● Exercise directions
Below are some records. Set each one down exactly as it reads.

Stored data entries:
::::::::

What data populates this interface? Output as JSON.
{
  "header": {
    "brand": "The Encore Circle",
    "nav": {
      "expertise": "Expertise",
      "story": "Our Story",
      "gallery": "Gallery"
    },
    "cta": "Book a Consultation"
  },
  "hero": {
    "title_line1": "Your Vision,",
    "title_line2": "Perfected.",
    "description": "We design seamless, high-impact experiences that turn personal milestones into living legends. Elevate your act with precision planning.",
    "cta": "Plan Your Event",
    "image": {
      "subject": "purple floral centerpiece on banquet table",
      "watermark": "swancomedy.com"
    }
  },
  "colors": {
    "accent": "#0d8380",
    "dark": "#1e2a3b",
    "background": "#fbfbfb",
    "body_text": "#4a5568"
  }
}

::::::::

● Solution to the problem
What data populates this interface? Output as JSON.
{
  "header": {
    "brand": "The Encore Circle",
    "nav": {
      "expertise": "Expertise",
      "story": "Our Story",
      "gallery": "Gallery"
    },
    "cta": "Book a Consultation"
  },
  "hero": {
    "title_line1": "Your Vision,",
    "title_line2": "Perfected.",
    "description": "We design seamless, high-impact experiences that turn personal milestones into living legends. Elevate your act with precision planning.",
    "cta": "Plan Your Event",
    "image": {
      "subject": "purple floral centerpiece on banquet table",
      "watermark": "swancomedy.com"
    }
  },
  "colors": {
    "accent": "#0d8380",
    "dark": "#1e2a3b",
    "background": "#fbfbfb",
    "body_text": "#4a5568"
  }
}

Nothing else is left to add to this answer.